I’m by no means a fantasy/science fiction connoisseur (the fact that I ignorantly lump the genres together like that should instantly give me away), but I sprinkle some into my reading every few books or so. To this point, most of what I’ve read has been fairly mainstream and has often contained no more than trace amounts of fantastical elements, like some undead fellas here or a schtickle of magic there. In music terms, I’m the dilettante buying CDs at Hot Topic while the true aficionados are buying vinyl at underground indie stores with storefront signs stating “The rims of your hipster glasses must be this thick to shop here.” While there’s nothing wrong with skimming the surface, there are usually richer rewards in the depths, and perhaps I’m ready to Cousteau my way to them.

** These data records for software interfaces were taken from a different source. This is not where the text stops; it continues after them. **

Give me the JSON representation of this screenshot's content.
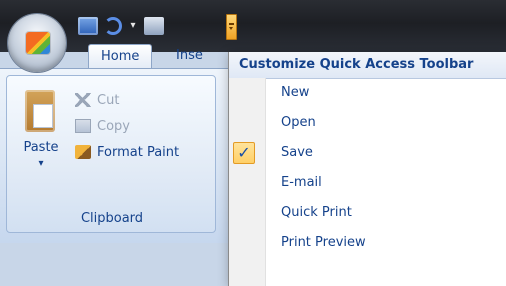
{
  "ribbon": {
    "tabs": [
      "Home",
      "Inse"
    ],
    "clipboard": {
      "paste_label": "Paste",
      "cut_label": "Cut",
      "copy_label": "Copy",
      "format_paint_label": "Format Paint",
      "group_label": "Clipboard"
    }
  },
  "quick_access_menu": {
    "title": "Customize Quick Access Toolbar",
    "items": [
      {
        "label": "New",
        "checked": false
      },
      {
        "label": "Open",
        "checked": false
      },
      {
        "label": "Save",
        "checked": true,
        "checkmark": "✓"
      },
      {
        "label": "E-mail",
        "checked": false
      },
      {
        "label": "Quick Print",
        "checked": false
      },
      {
        "label": "Print Preview",
        "checked": false
      }
    ]
  },
  "icons": {
    "office_button": "office-logo-icon",
    "qat": [
      "save-icon",
      "undo-icon",
      "chevron-down-icon",
      "print-icon"
    ],
    "customize": "customize-quick-access-icon",
    "clipboard": [
      "paste-icon",
      "cut-icon",
      "copy-icon",
      "format-painter-icon"
    ]
  },
  "colors": {
    "accent_text": "#15428b",
    "menu_check_bg": "#ffd067",
    "ribbon_bg": "#d9e5f4",
    "titlebar": "#1d1f24"
  }
}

Being a NAAIPBAPATS (Not At All Important Person, But a Person All the Same) in the book world sometimes has its perks, one of which is being made aware of upcoming first-rate stuff well before it’s released. Through the deep connections afforded by my profound personhood, I found out about Fae, an anthology of fairy stories edited by Rhonda Parrish due out July 22. In my mind, fairies are more quintessentially fantasy than the contents of the fantasy fare I typically read, which is what makes the idea of reading this book so intriguing, as well as a bit intimidating to a metathesiophobe* like me. After all, the entirety of my knowledge of fairies essentially comes from only two fairies, though I suppose they are two of the biggest rock stars of the fairy ranks: Tinker Bell from Peter Pan and Navi from the Legend of Zelda games. A humorous excerpt from the book has led me to understand that Tink and Navi are classified as air fairies, who are “always whispering about what needs fixing around the house.” That sounds spot on to me.

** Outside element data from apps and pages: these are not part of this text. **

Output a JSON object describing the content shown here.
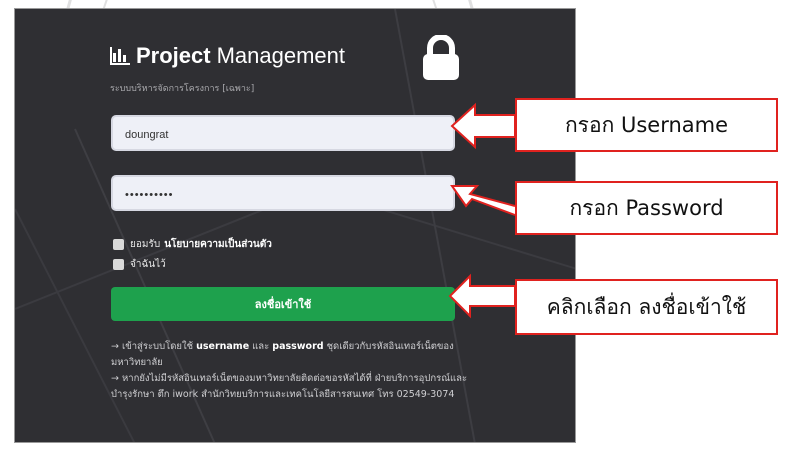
{
  "brand": {
    "title_bold": "Project",
    "title_rest": "Management",
    "subtitle": "ระบบบริหารจัดการโครงการ [เฉพาะ]"
  },
  "form": {
    "username_value": "doungrat",
    "password_value": "••••••••••",
    "consent_label": "ยอมรับ",
    "consent_link": "นโยบายความเป็นส่วนตัว",
    "remember_label": "จำฉันไว้",
    "login_button": "ลงชื่อเข้าใช้"
  },
  "notes": {
    "line1_pre": "→ เข้าสู่ระบบโดยใช้",
    "line1_user": "username",
    "line1_mid": "และ",
    "line1_pass": "password",
    "line1_post": "ชุดเดียวกับรหัสอินเทอร์เน็ตของมหาวิทยาลัย",
    "line2": "→ หากยังไม่มีรหัสอินเทอร์เน็ตของมหาวิทยาลัยติดต่อขอรหัสได้ที่ ฝ่ายบริการอุปกรณ์และบำรุงรักษา ตึก iwork สำนักวิทยบริการและเทคโนโลยีสารสนเทศ โทร 02549-3074"
  },
  "callouts": {
    "username": "กรอก Username",
    "password": "กรอก Password",
    "login": "คลิกเลือก ลงชื่อเข้าใช้"
  },
  "colors": {
    "panel_bg": "#2f2f33",
    "login_green": "#1ea14d",
    "callout_red": "#e0221f"
  },
  "icons": {
    "brand": "bar-chart-icon",
    "lock": "lock-icon"
  }
}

In addition to fairy classification education, Fae boasts “stories that honor [fairies’] rich history while exploring new and interesting takes on the fair folk from castles to computer technologies and modern midwifing, the Old World to Indianapolis,” and it “covers a vast swath of the fairy story spectrum, making the old new and exploring lush settings with beautiful prose and complex characters.”** Based on the excerpts I’ve read, I can assure you it delivers. Its fairy tales are sure to please fantasy buffs as well as dabblers, like moi, looking to submerge their toes a bit deeper into the enchanted waters of the genre. I, personally, am ready to plunge in, though I’ll do so respectfully so as not to disturb the selkies.

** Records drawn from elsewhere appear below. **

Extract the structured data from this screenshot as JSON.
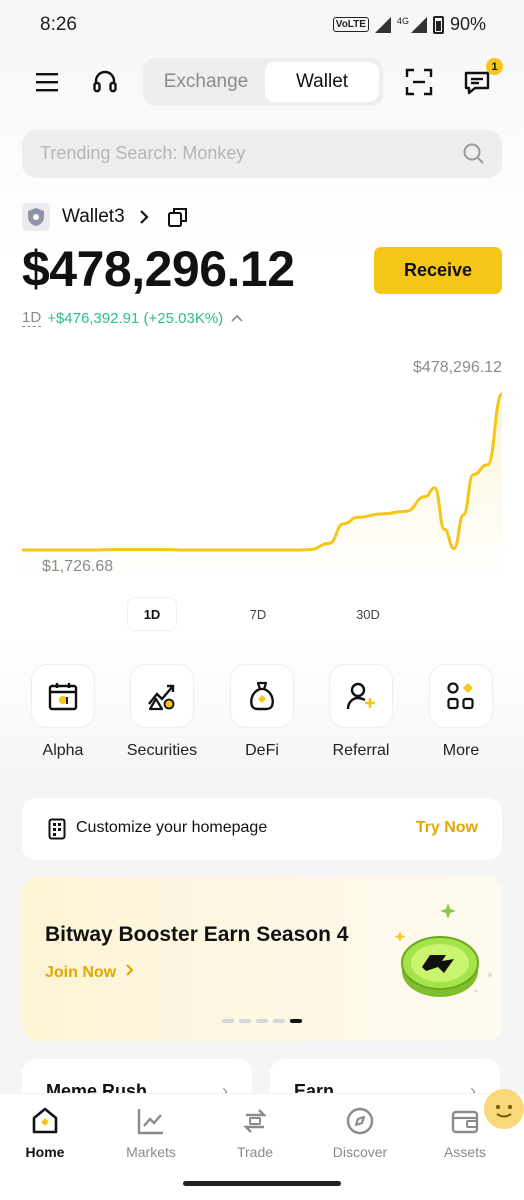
{
  "status_bar": {
    "time": "8:26",
    "volte": "VoLTE",
    "network": "4G",
    "battery": "90%"
  },
  "header": {
    "tabs": [
      {
        "label": "Exchange",
        "active": false
      },
      {
        "label": "Wallet",
        "active": true
      }
    ],
    "messages_badge": "1",
    "icons": [
      "menu-icon",
      "headset-icon",
      "scan-icon",
      "messages-icon"
    ]
  },
  "search": {
    "placeholder": "Trending Search: Monkey"
  },
  "wallet": {
    "name": "Wallet3",
    "balance": "$478,296.12",
    "receive_label": "Receive",
    "period": "1D",
    "change": "+$476,392.91 (+25.03K%)"
  },
  "chart": {
    "high_label": "$478,296.12",
    "low_label": "$1,726.68",
    "ranges": [
      {
        "label": "1D",
        "active": true
      },
      {
        "label": "7D",
        "active": false
      },
      {
        "label": "30D",
        "active": false
      }
    ],
    "accent_color": "#f5c518"
  },
  "chart_data": {
    "type": "area",
    "y_label_high": "$478,296.12",
    "y_label_low": "$1,726.68",
    "x_range": "1D",
    "points": [
      [
        0,
        1726.68
      ],
      [
        0.16,
        1726.68
      ],
      [
        0.18,
        2900
      ],
      [
        0.3,
        2900
      ],
      [
        0.33,
        1726.68
      ],
      [
        0.58,
        1726.68
      ],
      [
        0.6,
        2900
      ],
      [
        0.64,
        22000
      ],
      [
        0.67,
        82000
      ],
      [
        0.7,
        102000
      ],
      [
        0.75,
        112000
      ],
      [
        0.8,
        120000
      ],
      [
        0.84,
        165000
      ],
      [
        0.86,
        192000
      ],
      [
        0.88,
        65000
      ],
      [
        0.9,
        6000
      ],
      [
        0.92,
        110000
      ],
      [
        0.94,
        232000
      ],
      [
        0.97,
        262000
      ],
      [
        1.0,
        478296.12
      ]
    ]
  },
  "quick_actions": [
    {
      "label": "Alpha",
      "icon": "alpha-calendar-icon"
    },
    {
      "label": "Securities",
      "icon": "securities-chart-icon"
    },
    {
      "label": "DeFi",
      "icon": "defi-bag-icon"
    },
    {
      "label": "Referral",
      "icon": "referral-user-plus-icon"
    },
    {
      "label": "More",
      "icon": "more-grid-icon"
    }
  ],
  "customize": {
    "label": "Customize your homepage",
    "action": "Try Now"
  },
  "banner": {
    "title": "Bitway Booster Earn Season 4",
    "cta": "Join Now",
    "page_count": 5,
    "active_page": 5
  },
  "cards": [
    {
      "title": "Meme Rush"
    },
    {
      "title": "Earn"
    }
  ],
  "bottom_nav": [
    {
      "label": "Home",
      "active": true
    },
    {
      "label": "Markets",
      "active": false
    },
    {
      "label": "Trade",
      "active": false
    },
    {
      "label": "Discover",
      "active": false
    },
    {
      "label": "Assets",
      "active": false
    }
  ],
  "colors": {
    "accent": "#f5c518",
    "positive": "#2ebd85",
    "link": "#e0a800"
  }
}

*That’s a six-dollar word for someone who fears change. Though I’d like to tell you it resides in my vocabulary, I definitely had to look it up.
**Taken from the book description